__WORK REQUEST__
All that is needed is each line of the entries holding the word "Name", copied as it stands.

· · · ·

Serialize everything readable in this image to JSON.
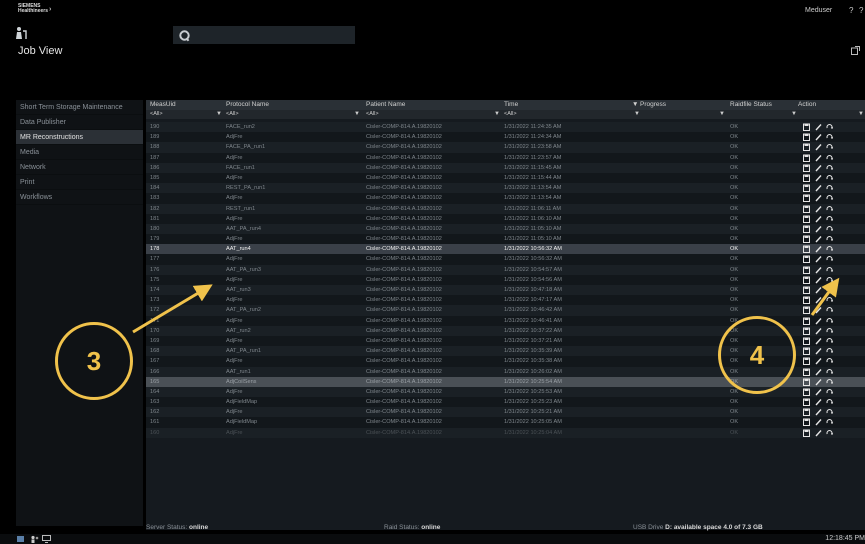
{
  "topbar": {
    "logo_line1": "SIEMENS",
    "logo_line2": "Healthineers",
    "user": "Meduser",
    "help": "?",
    "help2": "?"
  },
  "page_title": "Job View",
  "sidebar": {
    "items": [
      {
        "label": "Short Term Storage Maintenance",
        "active": false
      },
      {
        "label": "Data Publisher",
        "active": false
      },
      {
        "label": "MR Reconstructions",
        "active": true
      },
      {
        "label": "Media",
        "active": false
      },
      {
        "label": "Network",
        "active": false
      },
      {
        "label": "Print",
        "active": false
      },
      {
        "label": "Workflows",
        "active": false
      }
    ]
  },
  "table": {
    "headers": {
      "meas_uid": "MeasUid",
      "protocol": "Protocol Name",
      "patient": "Patient Name",
      "time": "Time",
      "progress": "Progress",
      "raid": "Raidfile Status",
      "action": "Action"
    },
    "progress_sort_indicator": "▼",
    "filters": {
      "meas_uid": "<All>",
      "protocol": "<All>",
      "patient": "<All>",
      "time": "<All>",
      "caret": "▼"
    },
    "rows": [
      {
        "meas": "190",
        "proto": "FACE_run2",
        "patient": "Cisler-COMP-814.A.19820102",
        "time": "1/31/2022 11:24:35 AM",
        "raid": "OK",
        "state": ""
      },
      {
        "meas": "189",
        "proto": "AdjFre",
        "patient": "Cisler-COMP-814.A.19820102",
        "time": "1/31/2022 11:24:34 AM",
        "raid": "OK",
        "state": ""
      },
      {
        "meas": "188",
        "proto": "FACE_PA_run1",
        "patient": "Cisler-COMP-814.A.19820102",
        "time": "1/31/2022 11:23:58 AM",
        "raid": "OK",
        "state": ""
      },
      {
        "meas": "187",
        "proto": "AdjFre",
        "patient": "Cisler-COMP-814.A.19820102",
        "time": "1/31/2022 11:23:57 AM",
        "raid": "OK",
        "state": ""
      },
      {
        "meas": "186",
        "proto": "FACE_run1",
        "patient": "Cisler-COMP-814.A.19820102",
        "time": "1/31/2022 11:15:45 AM",
        "raid": "OK",
        "state": ""
      },
      {
        "meas": "185",
        "proto": "AdjFre",
        "patient": "Cisler-COMP-814.A.19820102",
        "time": "1/31/2022 11:15:44 AM",
        "raid": "OK",
        "state": ""
      },
      {
        "meas": "184",
        "proto": "REST_PA_run1",
        "patient": "Cisler-COMP-814.A.19820102",
        "time": "1/31/2022 11:13:54 AM",
        "raid": "OK",
        "state": ""
      },
      {
        "meas": "183",
        "proto": "AdjFre",
        "patient": "Cisler-COMP-814.A.19820102",
        "time": "1/31/2022 11:13:54 AM",
        "raid": "OK",
        "state": ""
      },
      {
        "meas": "182",
        "proto": "REST_run1",
        "patient": "Cisler-COMP-814.A.19820102",
        "time": "1/31/2022 11:06:11 AM",
        "raid": "OK",
        "state": ""
      },
      {
        "meas": "181",
        "proto": "AdjFre",
        "patient": "Cisler-COMP-814.A.19820102",
        "time": "1/31/2022 11:06:10 AM",
        "raid": "OK",
        "state": ""
      },
      {
        "meas": "180",
        "proto": "AAT_PA_run4",
        "patient": "Cisler-COMP-814.A.19820102",
        "time": "1/31/2022 11:05:10 AM",
        "raid": "OK",
        "state": ""
      },
      {
        "meas": "179",
        "proto": "AdjFre",
        "patient": "Cisler-COMP-814.A.19820102",
        "time": "1/31/2022 11:05:10 AM",
        "raid": "OK",
        "state": ""
      },
      {
        "meas": "178",
        "proto": "AAT_run4",
        "patient": "Cisler-COMP-814.A.19820102",
        "time": "1/31/2022 10:56:32 AM",
        "raid": "OK",
        "state": "selected"
      },
      {
        "meas": "177",
        "proto": "AdjFre",
        "patient": "Cisler-COMP-814.A.19820102",
        "time": "1/31/2022 10:56:32 AM",
        "raid": "OK",
        "state": ""
      },
      {
        "meas": "176",
        "proto": "AAT_PA_run3",
        "patient": "Cisler-COMP-814.A.19820102",
        "time": "1/31/2022 10:54:57 AM",
        "raid": "OK",
        "state": ""
      },
      {
        "meas": "175",
        "proto": "AdjFre",
        "patient": "Cisler-COMP-814.A.19820102",
        "time": "1/31/2022 10:54:56 AM",
        "raid": "OK",
        "state": ""
      },
      {
        "meas": "174",
        "proto": "AAT_run3",
        "patient": "Cisler-COMP-814.A.19820102",
        "time": "1/31/2022 10:47:18 AM",
        "raid": "OK",
        "state": ""
      },
      {
        "meas": "173",
        "proto": "AdjFre",
        "patient": "Cisler-COMP-814.A.19820102",
        "time": "1/31/2022 10:47:17 AM",
        "raid": "OK",
        "state": ""
      },
      {
        "meas": "172",
        "proto": "AAT_PA_run2",
        "patient": "Cisler-COMP-814.A.19820102",
        "time": "1/31/2022 10:46:42 AM",
        "raid": "OK",
        "state": ""
      },
      {
        "meas": "171",
        "proto": "AdjFre",
        "patient": "Cisler-COMP-814.A.19820102",
        "time": "1/31/2022 10:46:41 AM",
        "raid": "OK",
        "state": ""
      },
      {
        "meas": "170",
        "proto": "AAT_run2",
        "patient": "Cisler-COMP-814.A.19820102",
        "time": "1/31/2022 10:37:22 AM",
        "raid": "OK",
        "state": ""
      },
      {
        "meas": "169",
        "proto": "AdjFre",
        "patient": "Cisler-COMP-814.A.19820102",
        "time": "1/31/2022 10:37:21 AM",
        "raid": "OK",
        "state": ""
      },
      {
        "meas": "168",
        "proto": "AAT_PA_run1",
        "patient": "Cisler-COMP-814.A.19820102",
        "time": "1/31/2022 10:35:39 AM",
        "raid": "OK",
        "state": ""
      },
      {
        "meas": "167",
        "proto": "AdjFre",
        "patient": "Cisler-COMP-814.A.19820102",
        "time": "1/31/2022 10:35:38 AM",
        "raid": "OK",
        "state": ""
      },
      {
        "meas": "166",
        "proto": "AAT_run1",
        "patient": "Cisler-COMP-814.A.19820102",
        "time": "1/31/2022 10:26:02 AM",
        "raid": "OK",
        "state": ""
      },
      {
        "meas": "165",
        "proto": "AdjCoilSens",
        "patient": "Cisler-COMP-814.A.19820102",
        "time": "1/31/2022 10:25:54 AM",
        "raid": "OK",
        "state": "highlight"
      },
      {
        "meas": "164",
        "proto": "AdjFre",
        "patient": "Cisler-COMP-814.A.19820102",
        "time": "1/31/2022 10:25:53 AM",
        "raid": "OK",
        "state": ""
      },
      {
        "meas": "163",
        "proto": "AdjFieldMap",
        "patient": "Cisler-COMP-814.A.19820102",
        "time": "1/31/2022 10:25:23 AM",
        "raid": "OK",
        "state": ""
      },
      {
        "meas": "162",
        "proto": "AdjFre",
        "patient": "Cisler-COMP-814.A.19820102",
        "time": "1/31/2022 10:25:21 AM",
        "raid": "OK",
        "state": ""
      },
      {
        "meas": "161",
        "proto": "AdjFieldMap",
        "patient": "Cisler-COMP-814.A.19820102",
        "time": "1/31/2022 10:25:05 AM",
        "raid": "OK",
        "state": ""
      },
      {
        "meas": "160",
        "proto": "AdjFre",
        "patient": "Cisler-COMP-814.A.19820102",
        "time": "1/31/2022 10:25:04 AM",
        "raid": "OK",
        "state": "partial"
      }
    ]
  },
  "statusbar": {
    "server_label": "Server Status:",
    "server_value": "online",
    "raid_label": "Raid Status:",
    "raid_value": "online",
    "usb_label": "USB Drive",
    "usb_value": "D: available space 4.0 of 7.3 GB"
  },
  "taskbar": {
    "clock": "12:18:45 PM"
  },
  "callouts": {
    "left": "3",
    "right": "4"
  },
  "colors": {
    "callout": "#f0c24b",
    "selected_row": "#3a4048",
    "highlight_row": "#4a5056"
  }
}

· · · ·

__SOLUTION TO THE EXERCISE__
      "protocol": "Protocol Name",
      "patient": "Patient Name",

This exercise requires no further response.